Saturday, August 31, 2013

NOVA: “3-D Spies of World War II” (PBS, 2011)

by Mark Gabrish Conlan • Copyright © 2013 by Mark Gabrish Conlan • All rights reserved

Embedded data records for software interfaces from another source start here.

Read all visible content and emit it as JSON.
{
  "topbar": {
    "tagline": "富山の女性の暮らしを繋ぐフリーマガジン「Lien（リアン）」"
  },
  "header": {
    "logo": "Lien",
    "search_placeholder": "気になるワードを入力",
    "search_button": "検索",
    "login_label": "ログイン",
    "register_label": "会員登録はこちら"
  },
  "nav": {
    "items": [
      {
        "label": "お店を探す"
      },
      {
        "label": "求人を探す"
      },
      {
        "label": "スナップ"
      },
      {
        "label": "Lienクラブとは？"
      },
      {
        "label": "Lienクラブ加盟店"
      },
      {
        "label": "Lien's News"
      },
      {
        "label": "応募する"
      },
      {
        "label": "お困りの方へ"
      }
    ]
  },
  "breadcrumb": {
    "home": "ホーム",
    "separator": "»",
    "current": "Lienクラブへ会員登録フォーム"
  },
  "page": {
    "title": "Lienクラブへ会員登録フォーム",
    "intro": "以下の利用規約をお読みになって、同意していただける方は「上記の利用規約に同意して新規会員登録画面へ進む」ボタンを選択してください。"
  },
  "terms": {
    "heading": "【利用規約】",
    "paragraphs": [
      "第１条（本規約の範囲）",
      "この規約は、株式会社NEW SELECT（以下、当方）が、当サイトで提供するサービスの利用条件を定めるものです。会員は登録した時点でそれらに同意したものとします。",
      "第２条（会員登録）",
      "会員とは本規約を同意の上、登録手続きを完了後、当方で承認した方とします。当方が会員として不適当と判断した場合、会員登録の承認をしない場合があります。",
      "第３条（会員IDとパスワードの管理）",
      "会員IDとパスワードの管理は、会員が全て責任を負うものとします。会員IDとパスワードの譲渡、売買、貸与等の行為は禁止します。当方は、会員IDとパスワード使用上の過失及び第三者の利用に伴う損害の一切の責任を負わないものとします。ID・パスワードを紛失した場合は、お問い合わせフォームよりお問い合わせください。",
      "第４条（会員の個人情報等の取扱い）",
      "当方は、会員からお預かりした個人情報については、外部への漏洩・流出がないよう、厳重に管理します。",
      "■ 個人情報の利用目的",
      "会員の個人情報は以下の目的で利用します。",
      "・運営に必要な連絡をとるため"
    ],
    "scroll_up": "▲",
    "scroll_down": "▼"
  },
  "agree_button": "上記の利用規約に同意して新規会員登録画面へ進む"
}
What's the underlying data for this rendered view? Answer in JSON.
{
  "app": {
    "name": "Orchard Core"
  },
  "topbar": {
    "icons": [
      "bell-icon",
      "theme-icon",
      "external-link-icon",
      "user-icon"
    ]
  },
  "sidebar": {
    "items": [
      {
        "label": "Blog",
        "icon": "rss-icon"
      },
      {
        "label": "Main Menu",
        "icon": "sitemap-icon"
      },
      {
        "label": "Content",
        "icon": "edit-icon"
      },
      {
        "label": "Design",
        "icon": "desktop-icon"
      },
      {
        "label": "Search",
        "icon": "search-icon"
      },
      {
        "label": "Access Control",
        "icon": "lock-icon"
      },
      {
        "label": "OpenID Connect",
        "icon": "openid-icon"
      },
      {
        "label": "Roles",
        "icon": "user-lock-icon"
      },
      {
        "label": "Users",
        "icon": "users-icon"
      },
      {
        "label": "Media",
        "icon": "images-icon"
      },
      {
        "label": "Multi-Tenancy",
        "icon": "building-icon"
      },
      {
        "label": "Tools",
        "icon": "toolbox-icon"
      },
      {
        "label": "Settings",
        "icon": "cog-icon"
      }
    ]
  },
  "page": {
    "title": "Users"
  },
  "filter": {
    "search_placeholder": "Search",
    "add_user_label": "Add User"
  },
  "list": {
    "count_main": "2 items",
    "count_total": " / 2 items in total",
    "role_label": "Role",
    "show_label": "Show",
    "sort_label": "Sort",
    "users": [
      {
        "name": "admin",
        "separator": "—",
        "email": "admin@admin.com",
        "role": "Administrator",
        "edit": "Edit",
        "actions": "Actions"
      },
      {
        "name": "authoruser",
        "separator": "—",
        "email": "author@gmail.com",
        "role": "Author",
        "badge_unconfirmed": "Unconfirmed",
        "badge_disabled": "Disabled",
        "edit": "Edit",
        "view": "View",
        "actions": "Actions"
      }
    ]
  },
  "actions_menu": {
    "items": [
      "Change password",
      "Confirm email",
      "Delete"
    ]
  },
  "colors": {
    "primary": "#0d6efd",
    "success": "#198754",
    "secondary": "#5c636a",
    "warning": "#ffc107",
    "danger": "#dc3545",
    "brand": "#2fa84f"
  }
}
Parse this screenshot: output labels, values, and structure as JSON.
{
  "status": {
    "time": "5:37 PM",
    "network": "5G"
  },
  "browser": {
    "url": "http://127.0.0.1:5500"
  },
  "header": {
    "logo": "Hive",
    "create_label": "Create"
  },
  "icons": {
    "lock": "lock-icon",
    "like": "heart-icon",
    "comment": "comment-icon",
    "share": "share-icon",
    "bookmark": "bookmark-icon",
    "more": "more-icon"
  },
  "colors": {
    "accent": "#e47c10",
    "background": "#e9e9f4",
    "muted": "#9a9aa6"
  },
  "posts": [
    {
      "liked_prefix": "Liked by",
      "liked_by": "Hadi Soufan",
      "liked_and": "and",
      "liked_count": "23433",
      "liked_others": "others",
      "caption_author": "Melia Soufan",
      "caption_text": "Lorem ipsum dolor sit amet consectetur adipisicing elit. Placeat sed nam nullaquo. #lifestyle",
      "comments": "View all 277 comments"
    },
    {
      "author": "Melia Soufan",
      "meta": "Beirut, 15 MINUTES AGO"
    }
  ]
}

On Thursday night Charles and I watched an episode of NOVA called “3-D Spies of World War II,” dated January 18, 2012 on the page for the series. The title was a bit of a deceptive come-on since the “3-D” aspect of the story referred to a British photo-reconnaissance program which involved flying disarmed Spitfire planes over prospective targets for bombing raids inside Germany, and by having the pilots take many photos in sequence the analysts who looked at them were able to create a stereoscopic effect that helped them make sense of what they were seeing and create the information that would let the RAF know what were the most militarily significant areas for them to bomb. The real fascination of this piece lies in the heroism of the pilots involved, flying fighter planes well into German territory without any way of defending themselves either against German fighters or anti-aircraft guns (all guns had been removed from their planes to make more room for the cameras), and also in the success of the British in uncovering not only the Germans’ secret rocket installation at Peenemünde as early as 1942 but finding and destroying the launch sites for the V-1 “buzz bombs” (the narrator mentioned that the closest modern equivalent to the V-1, a pilotless guided jet aircraft set to crash-land into a target and blow itself and the target up, is a cruise missile; they’re sometimes called the ancestors of modern-day drones but they differed from drones in that they don’t have a remote pilot actually guiding them from afar) so, rather than the game-changers Hitler was hoping for, both the V-1’s and the V-2’s (the full-fledged rocket the Nazis’ scientists developed and which became the prototype for the spacecraft developed both by the Soviet Union and the United States in the 1950’s and 1960’s, the ones that put the first artificial satellites in orbit over the earth and then put the first men in space and, ultimately, on the moon — naturally the program showed a photo of Wernher von Braun on one of the launching pads at Peenemünde and explained he was later instrumental in the U.S. space program as well — remember Tom Lehrer’s lines: “Some have harsh words for this man of renown/But some say our attitude should be one of gratitude/Like the widows and cripples of old London town/Who owe their large pensions to Wernher von Braun”) were mere nuisances.